The problem with choosing our children’s genetics

November 23, 2018

A recent essay in MIT’s magazine, Technology Review, tells the story of a family who were offered pre-implantation genetic testing in order to avoid having a child with a particular genetic disease. The article, “Designer Babies Aren’t Futuristic. They’re Already Here,” rehearses some of the reasons why couples might want to choose their children’s genetics, some of the financial barriers to doing so, and the public’s queasiness over so-called designer babies.

What the author fails to point out, though, are the human costs of designing our children.

At least for now, the standard way of trying to ensure that a child is born without a particular genetic anomaly like Tay-Sachs or, in this case DYT1 dystonia, is by using in vitro fertilization (IVF) followed by genetic testing of the resulting embryos. Ova are retrieved from a woman, sperm donated by a man, and fertilization takes place in a petri dish.

Once fertilization occurs, embryos—living human beings—are are tested to see which ones carry the genetic marker for the future disease. As the essay accurately puts it, “Using a technology called pre-implantation genetic testing, they could pick the embryos that had no inherited the DYT1 mutation.” The author then moves on to talk about the financial costs, which are not insignificant.

The human costs

Even more significant are the human costs. The author doesn’t say what happens to the living human embryos who do have the DYT1 mutation. In most cases, they would be given a death sentence. Those embryos would not be transferred to the woman’s uterus, even though they are her and her partner’s children just as much as the non-DYT1 children are. The DYT1-positive embryos are then discarded.

To use pre-implantation genetic diagnosis as a tool for deciding which living human embryos live and which living human embryos die is eugenics pure and simple.

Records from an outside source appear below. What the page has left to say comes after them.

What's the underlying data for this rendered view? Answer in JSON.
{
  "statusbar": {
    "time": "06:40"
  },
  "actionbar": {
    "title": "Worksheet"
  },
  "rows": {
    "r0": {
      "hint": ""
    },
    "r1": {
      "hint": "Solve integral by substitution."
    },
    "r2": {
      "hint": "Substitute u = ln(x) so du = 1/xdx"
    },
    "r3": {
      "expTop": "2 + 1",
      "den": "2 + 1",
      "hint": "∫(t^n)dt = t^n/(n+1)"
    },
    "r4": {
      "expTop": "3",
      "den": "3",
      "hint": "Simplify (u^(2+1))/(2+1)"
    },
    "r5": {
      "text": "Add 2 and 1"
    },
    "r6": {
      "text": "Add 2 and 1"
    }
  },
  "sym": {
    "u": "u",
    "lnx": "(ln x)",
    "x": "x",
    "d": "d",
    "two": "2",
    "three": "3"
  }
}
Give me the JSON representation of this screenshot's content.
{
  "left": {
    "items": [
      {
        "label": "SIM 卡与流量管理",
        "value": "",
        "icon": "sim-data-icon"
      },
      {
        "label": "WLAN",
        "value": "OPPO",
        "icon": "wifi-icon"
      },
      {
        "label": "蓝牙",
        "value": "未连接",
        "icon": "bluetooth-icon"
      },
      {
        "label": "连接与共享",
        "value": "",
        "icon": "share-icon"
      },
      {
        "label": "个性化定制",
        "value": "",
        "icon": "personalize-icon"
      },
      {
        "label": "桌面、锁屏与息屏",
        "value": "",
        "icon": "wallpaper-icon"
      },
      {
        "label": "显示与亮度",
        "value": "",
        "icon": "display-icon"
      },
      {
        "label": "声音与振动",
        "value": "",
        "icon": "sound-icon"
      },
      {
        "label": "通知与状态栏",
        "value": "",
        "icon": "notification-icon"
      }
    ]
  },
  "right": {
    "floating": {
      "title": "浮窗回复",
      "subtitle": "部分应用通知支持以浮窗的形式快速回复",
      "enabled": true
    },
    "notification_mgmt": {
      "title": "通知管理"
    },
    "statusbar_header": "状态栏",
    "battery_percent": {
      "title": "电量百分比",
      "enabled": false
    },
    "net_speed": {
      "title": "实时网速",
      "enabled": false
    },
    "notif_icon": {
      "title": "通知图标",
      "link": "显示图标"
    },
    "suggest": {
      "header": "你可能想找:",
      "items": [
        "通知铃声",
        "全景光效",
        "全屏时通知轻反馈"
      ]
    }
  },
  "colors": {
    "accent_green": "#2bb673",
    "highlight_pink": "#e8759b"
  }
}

Not only does the fate of the children make pre-implantation genetic diagnosis worrisome, so does the eugenic nature of doing it. In this case, the parents are favoring one kind of child over another. I’m not suggesting that their intention is malicious or that they are setting about to harm the embryos, but that is the result.

Eugenics was a failed social experiment in the United States and England that led to the state sponsored atrocities in Nazi Germany under Hitler. After World War II, to label someone a eugenicist was to shame them for their disregard for the dignity of every human being, especially those with Jewish genes.

In the aftermath of the war, member nations issued the United Nations’ Universal Declaration of Human Rights (1948), calling on the world in Article 1, to affirm that, “All human beings are born free and equal in dignity and rights. They are endowed with reason and conscience and should act towards one another in a spirit of brotherhood.”

These are some of the reasons people feel so uneasy about designer children. To use pre-implantation genetic diagnosis as a tool for deciding which living human embryos live and which living human embryos die is eugenics pure and simple. Yet what was once repudiated by the world, is somehow becoming noble.

No one would fault the parents for wanting a child free of a genetically-linked disability. But the problem is that the means are not justified by the end: One must never employ bad means (killing and eugenics) to achieve a good end.

From the tiniest unborn life to the elderly at the end of life, from immigrants and refugees to those trafficked against their will, all life matters to God. Join the ERLC in Washington, D.C .on January 17-18, 2019, for Evangelicals for Life, one of the largest gatherings of pro-life Christians in the country. Speakers include Russell Moore, J.D. Greear, Steven Curtis Chapman, Keith and Kristyn Getty, and more. Register now to join us!

C. Ben Mitchell

Ben Mitchell, Ph.D., is a research fellow of the Ethics & Religious Liberty Commission and a member of the Ethics Committee of the Christian Medical & Dental Associations. In 2020, he served as a member of the NIH Human Fetal Tissue Research Ethics Advisory Board. Read More